## Your goal
The entries shown below are to be printed in full, unaltered.

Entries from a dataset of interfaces
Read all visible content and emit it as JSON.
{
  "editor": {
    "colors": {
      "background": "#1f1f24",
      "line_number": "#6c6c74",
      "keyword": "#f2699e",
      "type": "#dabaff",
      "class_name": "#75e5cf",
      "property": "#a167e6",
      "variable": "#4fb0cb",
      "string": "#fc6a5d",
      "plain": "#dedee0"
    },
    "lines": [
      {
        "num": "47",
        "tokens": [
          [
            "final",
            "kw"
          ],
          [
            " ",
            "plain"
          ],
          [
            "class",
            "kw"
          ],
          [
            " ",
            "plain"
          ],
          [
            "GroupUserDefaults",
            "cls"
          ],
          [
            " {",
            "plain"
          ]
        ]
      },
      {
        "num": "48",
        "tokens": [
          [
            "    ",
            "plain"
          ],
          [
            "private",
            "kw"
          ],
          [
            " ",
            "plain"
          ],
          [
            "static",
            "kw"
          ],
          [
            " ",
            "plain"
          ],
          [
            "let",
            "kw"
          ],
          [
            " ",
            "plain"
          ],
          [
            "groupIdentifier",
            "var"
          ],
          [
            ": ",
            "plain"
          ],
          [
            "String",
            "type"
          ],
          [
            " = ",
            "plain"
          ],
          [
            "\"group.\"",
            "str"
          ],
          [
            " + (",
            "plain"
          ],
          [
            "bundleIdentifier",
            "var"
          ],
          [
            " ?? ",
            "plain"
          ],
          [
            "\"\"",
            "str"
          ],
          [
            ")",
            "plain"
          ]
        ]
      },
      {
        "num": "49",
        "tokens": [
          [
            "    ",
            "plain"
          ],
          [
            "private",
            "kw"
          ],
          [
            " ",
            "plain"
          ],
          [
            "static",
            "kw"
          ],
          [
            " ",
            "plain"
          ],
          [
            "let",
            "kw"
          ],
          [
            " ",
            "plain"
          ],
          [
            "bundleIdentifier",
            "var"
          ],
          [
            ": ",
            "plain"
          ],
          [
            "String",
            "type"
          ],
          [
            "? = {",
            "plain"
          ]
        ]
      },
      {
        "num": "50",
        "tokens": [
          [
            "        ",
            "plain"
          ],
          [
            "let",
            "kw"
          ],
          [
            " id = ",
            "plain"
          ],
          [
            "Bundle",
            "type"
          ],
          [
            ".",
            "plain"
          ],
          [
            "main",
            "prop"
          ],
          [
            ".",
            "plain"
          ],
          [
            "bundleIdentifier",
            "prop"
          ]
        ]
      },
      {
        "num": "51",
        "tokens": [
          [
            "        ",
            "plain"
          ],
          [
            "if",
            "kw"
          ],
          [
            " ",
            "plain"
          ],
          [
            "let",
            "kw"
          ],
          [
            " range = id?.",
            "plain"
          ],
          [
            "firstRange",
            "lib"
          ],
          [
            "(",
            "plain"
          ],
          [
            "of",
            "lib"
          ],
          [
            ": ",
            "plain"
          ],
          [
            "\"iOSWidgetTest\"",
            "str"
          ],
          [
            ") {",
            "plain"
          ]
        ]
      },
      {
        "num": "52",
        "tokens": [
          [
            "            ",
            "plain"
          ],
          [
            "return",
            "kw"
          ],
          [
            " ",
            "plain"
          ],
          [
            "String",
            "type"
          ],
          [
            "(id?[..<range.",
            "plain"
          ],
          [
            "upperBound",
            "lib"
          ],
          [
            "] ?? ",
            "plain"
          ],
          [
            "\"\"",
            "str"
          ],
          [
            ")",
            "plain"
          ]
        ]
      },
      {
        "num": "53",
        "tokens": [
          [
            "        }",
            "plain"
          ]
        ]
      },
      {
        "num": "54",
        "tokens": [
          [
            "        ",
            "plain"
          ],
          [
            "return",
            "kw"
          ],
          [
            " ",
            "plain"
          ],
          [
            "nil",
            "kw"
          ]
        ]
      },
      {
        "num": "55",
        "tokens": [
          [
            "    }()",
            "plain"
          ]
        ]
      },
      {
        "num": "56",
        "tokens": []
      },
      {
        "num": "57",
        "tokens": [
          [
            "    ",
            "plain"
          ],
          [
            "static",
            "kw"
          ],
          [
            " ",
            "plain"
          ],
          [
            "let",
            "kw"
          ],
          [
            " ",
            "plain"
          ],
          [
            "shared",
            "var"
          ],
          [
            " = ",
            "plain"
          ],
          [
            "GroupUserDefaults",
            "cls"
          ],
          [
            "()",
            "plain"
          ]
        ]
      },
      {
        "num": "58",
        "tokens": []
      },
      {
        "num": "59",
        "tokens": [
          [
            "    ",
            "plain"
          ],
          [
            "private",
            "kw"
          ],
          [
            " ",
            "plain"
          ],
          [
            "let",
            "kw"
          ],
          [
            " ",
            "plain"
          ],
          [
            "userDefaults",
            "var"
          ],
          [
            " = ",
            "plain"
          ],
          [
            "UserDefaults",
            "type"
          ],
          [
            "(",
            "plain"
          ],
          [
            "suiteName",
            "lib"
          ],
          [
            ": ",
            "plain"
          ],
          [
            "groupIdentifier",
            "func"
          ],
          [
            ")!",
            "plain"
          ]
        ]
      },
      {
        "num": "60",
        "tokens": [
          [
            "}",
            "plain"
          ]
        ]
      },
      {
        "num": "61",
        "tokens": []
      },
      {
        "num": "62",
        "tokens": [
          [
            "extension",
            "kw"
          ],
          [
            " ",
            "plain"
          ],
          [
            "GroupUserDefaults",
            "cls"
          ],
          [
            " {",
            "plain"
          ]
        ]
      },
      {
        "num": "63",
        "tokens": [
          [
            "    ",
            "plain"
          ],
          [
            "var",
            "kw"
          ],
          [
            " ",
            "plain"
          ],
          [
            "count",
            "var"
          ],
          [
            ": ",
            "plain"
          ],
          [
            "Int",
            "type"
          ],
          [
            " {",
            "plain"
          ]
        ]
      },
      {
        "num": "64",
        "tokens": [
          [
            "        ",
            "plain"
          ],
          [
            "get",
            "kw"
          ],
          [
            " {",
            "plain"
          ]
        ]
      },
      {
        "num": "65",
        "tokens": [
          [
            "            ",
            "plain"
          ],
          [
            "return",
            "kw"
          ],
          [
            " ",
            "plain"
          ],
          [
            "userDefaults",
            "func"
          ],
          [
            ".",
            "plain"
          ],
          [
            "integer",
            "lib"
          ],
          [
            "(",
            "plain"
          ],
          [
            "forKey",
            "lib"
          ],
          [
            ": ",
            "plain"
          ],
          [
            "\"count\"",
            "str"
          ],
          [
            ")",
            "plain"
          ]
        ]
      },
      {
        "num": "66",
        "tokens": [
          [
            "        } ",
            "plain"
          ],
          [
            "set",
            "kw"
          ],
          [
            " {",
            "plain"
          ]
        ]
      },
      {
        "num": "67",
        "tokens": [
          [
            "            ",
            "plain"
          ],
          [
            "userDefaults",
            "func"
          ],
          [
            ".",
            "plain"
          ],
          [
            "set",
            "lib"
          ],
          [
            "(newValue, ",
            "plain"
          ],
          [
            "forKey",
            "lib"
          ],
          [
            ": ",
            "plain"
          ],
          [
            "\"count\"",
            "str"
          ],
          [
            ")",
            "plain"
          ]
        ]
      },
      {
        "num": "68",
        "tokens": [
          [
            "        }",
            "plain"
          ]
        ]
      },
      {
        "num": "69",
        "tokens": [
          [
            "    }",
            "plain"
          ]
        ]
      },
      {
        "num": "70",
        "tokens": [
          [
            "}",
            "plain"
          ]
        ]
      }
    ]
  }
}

## Exercise result
Read all visible content and emit it as JSON.
{
  "editor": {
    "colors": {
      "background": "#1f1f24",
      "line_number": "#6c6c74",
      "keyword": "#f2699e",
      "type": "#dabaff",
      "class_name": "#75e5cf",
      "property": "#a167e6",
      "variable": "#4fb0cb",
      "string": "#fc6a5d",
      "plain": "#dedee0"
    },
    "lines": [
      {
        "num": "47",
        "tokens": [
          [
            "final",
            "kw"
          ],
          [
            " ",
            "plain"
          ],
          [
            "class",
            "kw"
          ],
          [
            " ",
            "plain"
          ],
          [
            "GroupUserDefaults",
            "cls"
          ],
          [
            " {",
            "plain"
          ]
        ]
      },
      {
        "num": "48",
        "tokens": [
          [
            "    ",
            "plain"
          ],
          [
            "private",
            "kw"
          ],
          [
            " ",
            "plain"
          ],
          [
            "static",
            "kw"
          ],
          [
            " ",
            "plain"
          ],
          [
            "let",
            "kw"
          ],
          [
            " ",
            "plain"
          ],
          [
            "groupIdentifier",
            "var"
          ],
          [
            ": ",
            "plain"
          ],
          [
            "String",
            "type"
          ],
          [
            " = ",
            "plain"
          ],
          [
            "\"group.\"",
            "str"
          ],
          [
            " + (",
            "plain"
          ],
          [
            "bundleIdentifier",
            "var"
          ],
          [
            " ?? ",
            "plain"
          ],
          [
            "\"\"",
            "str"
          ],
          [
            ")",
            "plain"
          ]
        ]
      },
      {
        "num": "49",
        "tokens": [
          [
            "    ",
            "plain"
          ],
          [
            "private",
            "kw"
          ],
          [
            " ",
            "plain"
          ],
          [
            "static",
            "kw"
          ],
          [
            " ",
            "plain"
          ],
          [
            "let",
            "kw"
          ],
          [
            " ",
            "plain"
          ],
          [
            "bundleIdentifier",
            "var"
          ],
          [
            ": ",
            "plain"
          ],
          [
            "String",
            "type"
          ],
          [
            "? = {",
            "plain"
          ]
        ]
      },
      {
        "num": "50",
        "tokens": [
          [
            "        ",
            "plain"
          ],
          [
            "let",
            "kw"
          ],
          [
            " id = ",
            "plain"
          ],
          [
            "Bundle",
            "type"
          ],
          [
            ".",
            "plain"
          ],
          [
            "main",
            "prop"
          ],
          [
            ".",
            "plain"
          ],
          [
            "bundleIdentifier",
            "prop"
          ]
        ]
      },
      {
        "num": "51",
        "tokens": [
          [
            "        ",
            "plain"
          ],
          [
            "if",
            "kw"
          ],
          [
            " ",
            "plain"
          ],
          [
            "let",
            "kw"
          ],
          [
            " range = id?.",
            "plain"
          ],
          [
            "firstRange",
            "lib"
          ],
          [
            "(",
            "plain"
          ],
          [
            "of",
            "lib"
          ],
          [
            ": ",
            "plain"
          ],
          [
            "\"iOSWidgetTest\"",
            "str"
          ],
          [
            ") {",
            "plain"
          ]
        ]
      },
      {
        "num": "52",
        "tokens": [
          [
            "            ",
            "plain"
          ],
          [
            "return",
            "kw"
          ],
          [
            " ",
            "plain"
          ],
          [
            "String",
            "type"
          ],
          [
            "(id?[..<range.",
            "plain"
          ],
          [
            "upperBound",
            "lib"
          ],
          [
            "] ?? ",
            "plain"
          ],
          [
            "\"\"",
            "str"
          ],
          [
            ")",
            "plain"
          ]
        ]
      },
      {
        "num": "53",
        "tokens": [
          [
            "        }",
            "plain"
          ]
        ]
      },
      {
        "num": "54",
        "tokens": [
          [
            "        ",
            "plain"
          ],
          [
            "return",
            "kw"
          ],
          [
            " ",
            "plain"
          ],
          [
            "nil",
            "kw"
          ]
        ]
      },
      {
        "num": "55",
        "tokens": [
          [
            "    }()",
            "plain"
          ]
        ]
      },
      {
        "num": "56",
        "tokens": []
      },
      {
        "num": "57",
        "tokens": [
          [
            "    ",
            "plain"
          ],
          [
            "static",
            "kw"
          ],
          [
            " ",
            "plain"
          ],
          [
            "let",
            "kw"
          ],
          [
            " ",
            "plain"
          ],
          [
            "shared",
            "var"
          ],
          [
            " = ",
            "plain"
          ],
          [
            "GroupUserDefaults",
            "cls"
          ],
          [
            "()",
            "plain"
          ]
        ]
      },
      {
        "num": "58",
        "tokens": []
      },
      {
        "num": "59",
        "tokens": [
          [
            "    ",
            "plain"
          ],
          [
            "private",
            "kw"
          ],
          [
            " ",
            "plain"
          ],
          [
            "let",
            "kw"
          ],
          [
            " ",
            "plain"
          ],
          [
            "userDefaults",
            "var"
          ],
          [
            " = ",
            "plain"
          ],
          [
            "UserDefaults",
            "type"
          ],
          [
            "(",
            "plain"
          ],
          [
            "suiteName",
            "lib"
          ],
          [
            ": ",
            "plain"
          ],
          [
            "groupIdentifier",
            "func"
          ],
          [
            ")!",
            "plain"
          ]
        ]
      },
      {
        "num": "60",
        "tokens": [
          [
            "}",
            "plain"
          ]
        ]
      },
      {
        "num": "61",
        "tokens": []
      },
      {
        "num": "62",
        "tokens": [
          [
            "extension",
            "kw"
          ],
          [
            " ",
            "plain"
          ],
          [
            "GroupUserDefaults",
            "cls"
          ],
          [
            " {",
            "plain"
          ]
        ]
      },
      {
        "num": "63",
        "tokens": [
          [
            "    ",
            "plain"
          ],
          [
            "var",
            "kw"
          ],
          [
            " ",
            "plain"
          ],
          [
            "count",
            "var"
          ],
          [
            ": ",
            "plain"
          ],
          [
            "Int",
            "type"
          ],
          [
            " {",
            "plain"
          ]
        ]
      },
      {
        "num": "64",
        "tokens": [
          [
            "        ",
            "plain"
          ],
          [
            "get",
            "kw"
          ],
          [
            " {",
            "plain"
          ]
        ]
      },
      {
        "num": "65",
        "tokens": [
          [
            "            ",
            "plain"
          ],
          [
            "return",
            "kw"
          ],
          [
            " ",
            "plain"
          ],
          [
            "userDefaults",
            "func"
          ],
          [
            ".",
            "plain"
          ],
          [
            "integer",
            "lib"
          ],
          [
            "(",
            "plain"
          ],
          [
            "forKey",
            "lib"
          ],
          [
            ": ",
            "plain"
          ],
          [
            "\"count\"",
            "str"
          ],
          [
            ")",
            "plain"
          ]
        ]
      },
      {
        "num": "66",
        "tokens": [
          [
            "        } ",
            "plain"
          ],
          [
            "set",
            "kw"
          ],
          [
            " {",
            "plain"
          ]
        ]
      },
      {
        "num": "67",
        "tokens": [
          [
            "            ",
            "plain"
          ],
          [
            "userDefaults",
            "func"
          ],
          [
            ".",
            "plain"
          ],
          [
            "set",
            "lib"
          ],
          [
            "(newValue, ",
            "plain"
          ],
          [
            "forKey",
            "lib"
          ],
          [
            ": ",
            "plain"
          ],
          [
            "\"count\"",
            "str"
          ],
          [
            ")",
            "plain"
          ]
        ]
      },
      {
        "num": "68",
        "tokens": [
          [
            "        }",
            "plain"
          ]
        ]
      },
      {
        "num": "69",
        "tokens": [
          [
            "    }",
            "plain"
          ]
        ]
      },
      {
        "num": "70",
        "tokens": [
          [
            "}",
            "plain"
          ]
        ]
      }
    ]
  }
}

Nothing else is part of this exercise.